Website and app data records
▶
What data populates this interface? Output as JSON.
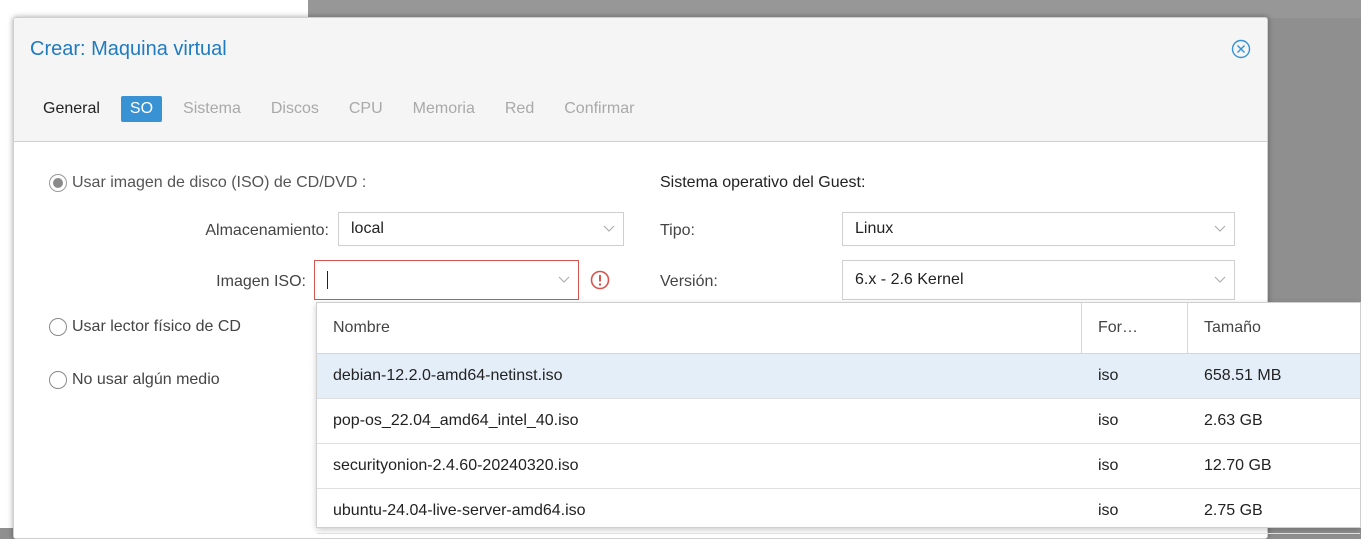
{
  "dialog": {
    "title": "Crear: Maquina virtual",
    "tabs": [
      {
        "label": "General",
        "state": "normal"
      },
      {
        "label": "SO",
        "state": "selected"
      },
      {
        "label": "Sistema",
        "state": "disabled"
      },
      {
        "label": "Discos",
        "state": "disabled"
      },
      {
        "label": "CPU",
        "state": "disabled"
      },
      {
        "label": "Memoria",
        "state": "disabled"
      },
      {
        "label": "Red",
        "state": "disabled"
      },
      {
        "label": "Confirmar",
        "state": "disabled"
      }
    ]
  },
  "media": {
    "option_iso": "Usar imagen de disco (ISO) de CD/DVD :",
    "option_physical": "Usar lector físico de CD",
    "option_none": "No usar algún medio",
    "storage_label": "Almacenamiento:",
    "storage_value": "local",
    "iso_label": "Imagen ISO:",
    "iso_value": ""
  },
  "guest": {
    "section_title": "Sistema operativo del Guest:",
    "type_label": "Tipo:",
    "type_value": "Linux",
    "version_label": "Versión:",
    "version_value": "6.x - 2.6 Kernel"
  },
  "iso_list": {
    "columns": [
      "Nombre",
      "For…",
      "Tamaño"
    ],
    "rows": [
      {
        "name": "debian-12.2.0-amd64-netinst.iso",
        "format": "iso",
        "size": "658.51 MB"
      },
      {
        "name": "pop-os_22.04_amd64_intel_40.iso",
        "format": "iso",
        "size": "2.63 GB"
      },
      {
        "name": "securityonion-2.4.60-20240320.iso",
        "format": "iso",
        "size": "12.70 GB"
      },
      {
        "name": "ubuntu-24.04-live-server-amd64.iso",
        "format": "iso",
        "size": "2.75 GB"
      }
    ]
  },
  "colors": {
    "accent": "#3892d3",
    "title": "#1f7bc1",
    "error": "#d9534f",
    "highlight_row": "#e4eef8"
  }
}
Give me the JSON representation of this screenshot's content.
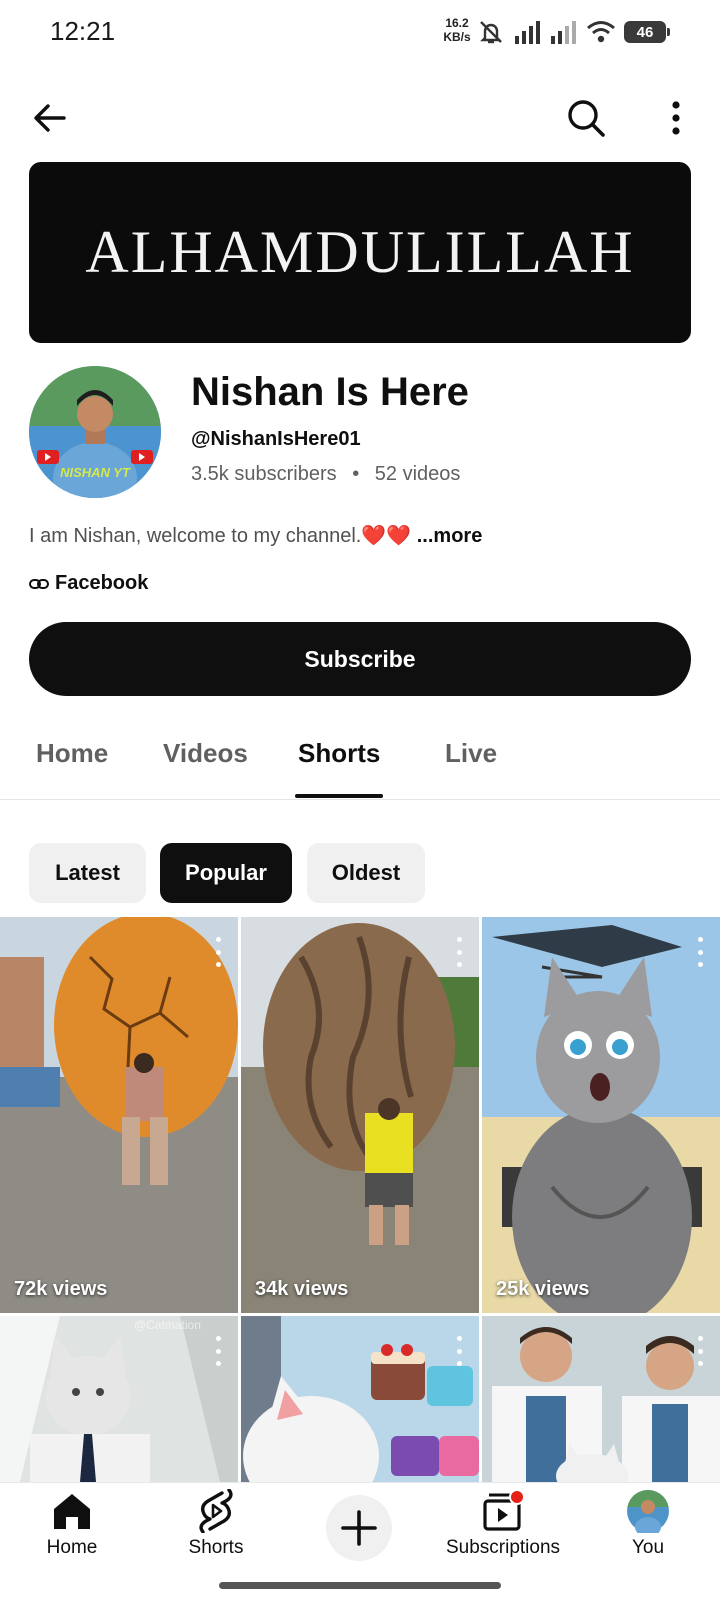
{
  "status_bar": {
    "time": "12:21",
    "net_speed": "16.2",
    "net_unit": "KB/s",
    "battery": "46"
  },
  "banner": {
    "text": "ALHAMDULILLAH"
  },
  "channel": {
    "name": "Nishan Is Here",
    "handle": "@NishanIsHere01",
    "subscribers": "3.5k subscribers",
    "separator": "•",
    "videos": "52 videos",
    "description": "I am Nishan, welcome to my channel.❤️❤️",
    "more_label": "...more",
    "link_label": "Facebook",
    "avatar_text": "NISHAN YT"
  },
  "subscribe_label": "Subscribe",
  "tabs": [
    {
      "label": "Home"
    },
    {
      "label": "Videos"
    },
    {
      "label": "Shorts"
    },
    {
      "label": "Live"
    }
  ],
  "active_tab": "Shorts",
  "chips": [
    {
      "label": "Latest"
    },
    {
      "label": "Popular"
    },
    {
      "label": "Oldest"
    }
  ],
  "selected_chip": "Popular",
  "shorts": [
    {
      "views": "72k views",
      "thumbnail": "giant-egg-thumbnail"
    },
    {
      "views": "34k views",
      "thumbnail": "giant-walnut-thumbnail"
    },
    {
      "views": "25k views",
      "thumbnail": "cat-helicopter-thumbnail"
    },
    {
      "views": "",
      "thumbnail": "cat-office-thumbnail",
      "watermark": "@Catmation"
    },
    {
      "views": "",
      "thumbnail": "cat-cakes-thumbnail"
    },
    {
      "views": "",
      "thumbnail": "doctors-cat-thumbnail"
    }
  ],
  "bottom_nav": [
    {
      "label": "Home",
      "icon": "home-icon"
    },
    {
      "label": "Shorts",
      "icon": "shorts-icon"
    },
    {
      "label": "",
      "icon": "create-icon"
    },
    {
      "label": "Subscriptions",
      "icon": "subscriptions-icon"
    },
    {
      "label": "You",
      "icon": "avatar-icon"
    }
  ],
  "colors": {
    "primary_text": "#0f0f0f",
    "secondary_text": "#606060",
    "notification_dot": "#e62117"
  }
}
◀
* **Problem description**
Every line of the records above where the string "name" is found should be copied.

* **Reply**
        "name": "debian-12.2.0-amd64-netinst.iso",
        "name": "pop-os_22.04_amd64_intel_40.iso",
        "name": "securityonion-2.4.60-20240320.iso",
        "name": "ubuntu-24.04-live-server-amd64.iso",
    "name": "Nishan Is Here",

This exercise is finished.